[Opening Data for analysis section]

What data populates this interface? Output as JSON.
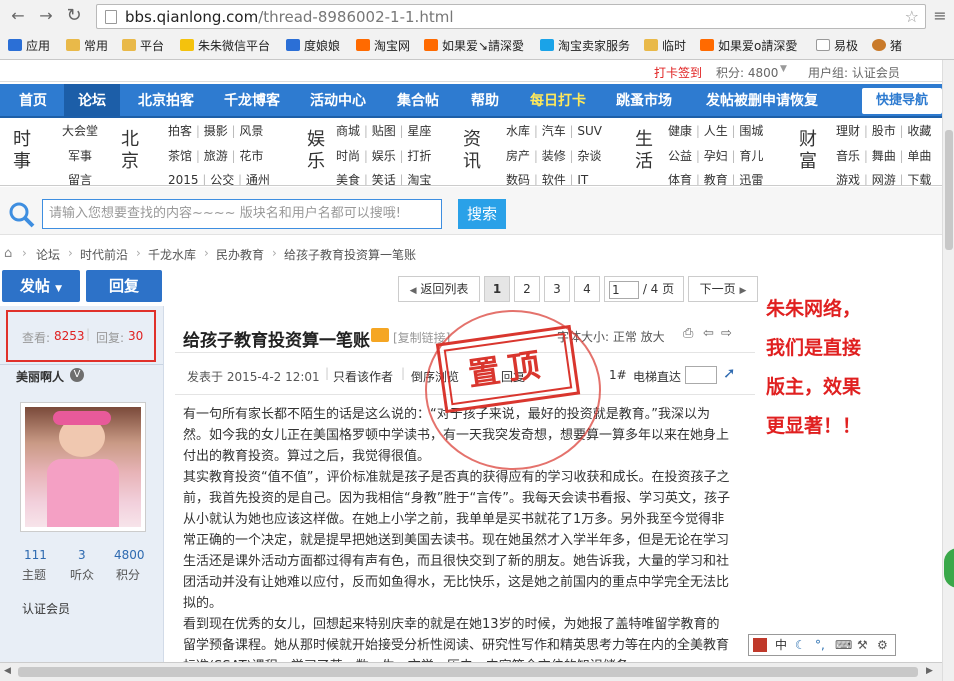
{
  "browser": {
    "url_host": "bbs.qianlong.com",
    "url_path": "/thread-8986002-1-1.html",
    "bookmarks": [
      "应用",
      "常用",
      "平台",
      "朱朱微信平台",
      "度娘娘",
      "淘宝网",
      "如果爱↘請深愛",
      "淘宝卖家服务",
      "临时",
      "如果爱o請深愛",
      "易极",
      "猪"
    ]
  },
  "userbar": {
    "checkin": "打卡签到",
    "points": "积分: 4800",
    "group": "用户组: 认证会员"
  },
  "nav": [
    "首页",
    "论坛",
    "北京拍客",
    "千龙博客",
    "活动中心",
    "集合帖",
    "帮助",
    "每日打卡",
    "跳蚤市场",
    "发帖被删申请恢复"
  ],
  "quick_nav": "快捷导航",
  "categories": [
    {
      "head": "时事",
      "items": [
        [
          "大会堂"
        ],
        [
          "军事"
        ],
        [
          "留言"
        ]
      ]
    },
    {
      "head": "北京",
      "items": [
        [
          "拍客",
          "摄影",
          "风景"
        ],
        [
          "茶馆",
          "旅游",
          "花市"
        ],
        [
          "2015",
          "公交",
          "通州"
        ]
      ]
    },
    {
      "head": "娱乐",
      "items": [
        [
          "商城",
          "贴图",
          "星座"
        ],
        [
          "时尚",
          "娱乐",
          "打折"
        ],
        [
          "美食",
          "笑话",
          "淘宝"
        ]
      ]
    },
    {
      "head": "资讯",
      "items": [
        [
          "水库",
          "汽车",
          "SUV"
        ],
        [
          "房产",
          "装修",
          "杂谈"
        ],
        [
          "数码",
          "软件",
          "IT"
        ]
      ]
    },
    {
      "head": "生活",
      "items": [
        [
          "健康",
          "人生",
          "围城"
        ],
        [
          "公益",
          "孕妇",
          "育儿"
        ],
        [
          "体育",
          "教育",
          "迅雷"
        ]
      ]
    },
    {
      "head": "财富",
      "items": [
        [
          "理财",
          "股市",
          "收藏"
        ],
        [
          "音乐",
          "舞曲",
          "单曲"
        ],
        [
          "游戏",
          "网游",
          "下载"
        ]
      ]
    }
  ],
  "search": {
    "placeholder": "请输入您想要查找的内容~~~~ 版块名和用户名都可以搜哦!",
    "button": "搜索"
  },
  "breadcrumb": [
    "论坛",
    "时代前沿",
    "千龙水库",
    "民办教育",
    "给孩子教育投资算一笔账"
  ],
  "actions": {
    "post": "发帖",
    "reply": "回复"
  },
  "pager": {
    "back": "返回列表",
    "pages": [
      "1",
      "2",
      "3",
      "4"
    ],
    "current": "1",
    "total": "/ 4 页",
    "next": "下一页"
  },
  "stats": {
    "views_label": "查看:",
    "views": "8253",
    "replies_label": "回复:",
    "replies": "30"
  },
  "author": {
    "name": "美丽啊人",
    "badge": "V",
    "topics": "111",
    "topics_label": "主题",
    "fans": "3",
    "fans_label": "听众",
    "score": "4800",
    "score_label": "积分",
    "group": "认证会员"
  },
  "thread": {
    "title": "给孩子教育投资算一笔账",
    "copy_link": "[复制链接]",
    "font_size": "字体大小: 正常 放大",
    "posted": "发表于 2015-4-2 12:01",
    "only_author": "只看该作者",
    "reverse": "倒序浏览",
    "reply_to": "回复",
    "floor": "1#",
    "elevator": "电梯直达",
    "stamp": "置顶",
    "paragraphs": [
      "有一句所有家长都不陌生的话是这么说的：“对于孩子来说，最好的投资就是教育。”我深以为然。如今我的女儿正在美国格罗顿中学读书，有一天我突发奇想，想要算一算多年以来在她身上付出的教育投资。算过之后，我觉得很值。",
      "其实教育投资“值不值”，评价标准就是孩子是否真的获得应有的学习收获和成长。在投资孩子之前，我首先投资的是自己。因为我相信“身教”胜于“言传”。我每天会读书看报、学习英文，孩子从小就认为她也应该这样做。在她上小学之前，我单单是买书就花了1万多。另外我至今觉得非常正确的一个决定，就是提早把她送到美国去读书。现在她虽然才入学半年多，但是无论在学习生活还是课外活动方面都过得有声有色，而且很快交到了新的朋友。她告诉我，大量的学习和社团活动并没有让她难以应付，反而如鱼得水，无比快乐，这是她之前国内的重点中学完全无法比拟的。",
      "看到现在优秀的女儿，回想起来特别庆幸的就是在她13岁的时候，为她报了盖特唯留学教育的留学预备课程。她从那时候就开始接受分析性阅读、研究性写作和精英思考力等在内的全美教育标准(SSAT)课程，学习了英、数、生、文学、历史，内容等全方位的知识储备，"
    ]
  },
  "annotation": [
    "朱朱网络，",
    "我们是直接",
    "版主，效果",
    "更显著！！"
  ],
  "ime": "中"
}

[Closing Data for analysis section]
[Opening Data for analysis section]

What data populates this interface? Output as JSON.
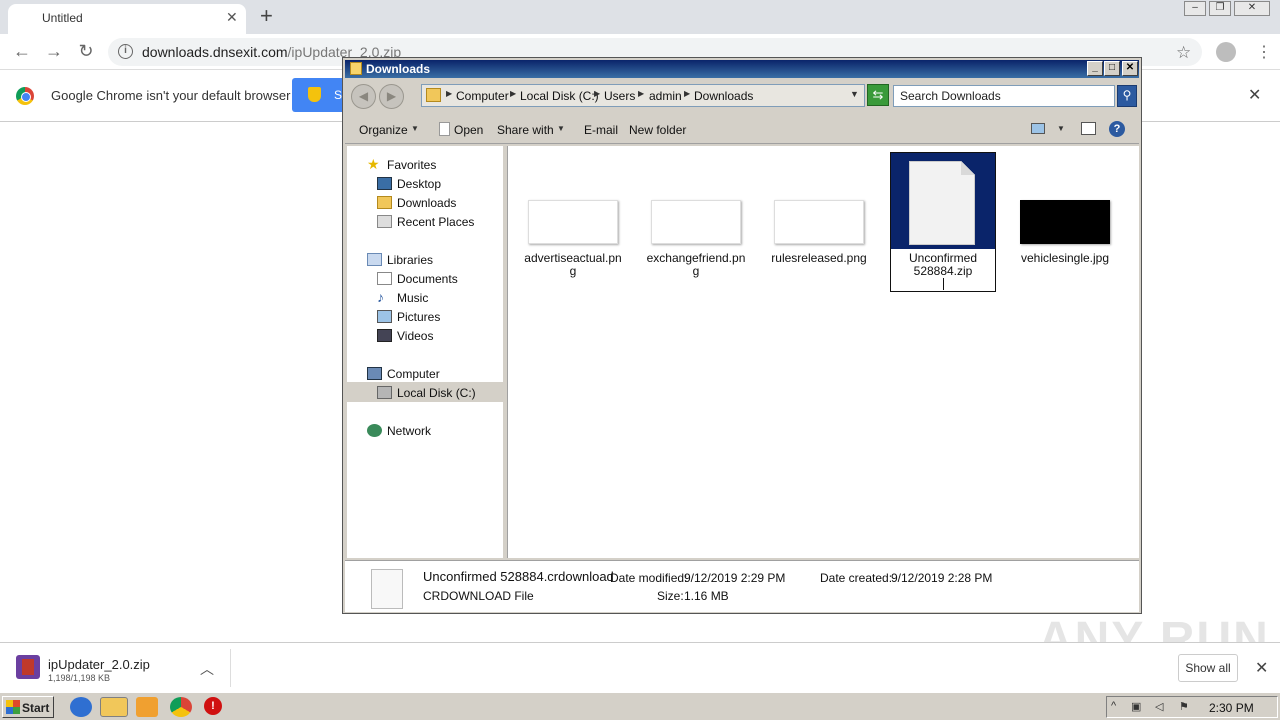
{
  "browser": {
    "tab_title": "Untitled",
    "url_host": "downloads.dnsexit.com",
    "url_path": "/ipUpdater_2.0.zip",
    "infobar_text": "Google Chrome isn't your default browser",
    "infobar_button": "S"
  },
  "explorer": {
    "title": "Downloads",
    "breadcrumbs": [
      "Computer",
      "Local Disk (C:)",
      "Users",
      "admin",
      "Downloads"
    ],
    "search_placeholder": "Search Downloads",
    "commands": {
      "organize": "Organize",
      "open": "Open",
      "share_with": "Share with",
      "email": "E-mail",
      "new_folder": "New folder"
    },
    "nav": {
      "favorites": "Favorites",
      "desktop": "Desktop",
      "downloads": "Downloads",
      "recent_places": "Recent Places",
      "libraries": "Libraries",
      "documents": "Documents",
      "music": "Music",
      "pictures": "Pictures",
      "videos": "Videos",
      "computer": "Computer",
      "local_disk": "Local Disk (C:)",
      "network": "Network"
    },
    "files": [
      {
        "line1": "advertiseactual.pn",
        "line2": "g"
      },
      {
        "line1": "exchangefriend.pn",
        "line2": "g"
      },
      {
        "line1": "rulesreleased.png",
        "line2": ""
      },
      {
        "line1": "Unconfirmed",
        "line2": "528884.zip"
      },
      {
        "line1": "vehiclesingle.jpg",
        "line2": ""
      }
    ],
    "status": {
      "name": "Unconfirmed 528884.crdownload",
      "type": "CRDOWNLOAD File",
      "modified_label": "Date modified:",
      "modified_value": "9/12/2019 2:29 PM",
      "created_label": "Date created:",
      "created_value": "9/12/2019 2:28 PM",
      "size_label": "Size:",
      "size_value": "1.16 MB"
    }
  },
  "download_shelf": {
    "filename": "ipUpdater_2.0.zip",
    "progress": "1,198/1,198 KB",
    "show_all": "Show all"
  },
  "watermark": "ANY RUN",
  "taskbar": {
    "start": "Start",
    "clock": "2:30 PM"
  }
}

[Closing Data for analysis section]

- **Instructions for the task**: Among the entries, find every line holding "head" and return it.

- **Solution**:
      "head": "时事",
      "head": "北京",
      "head": "娱乐",
      "head": "资讯",
      "head": "生活",
      "head": "财富",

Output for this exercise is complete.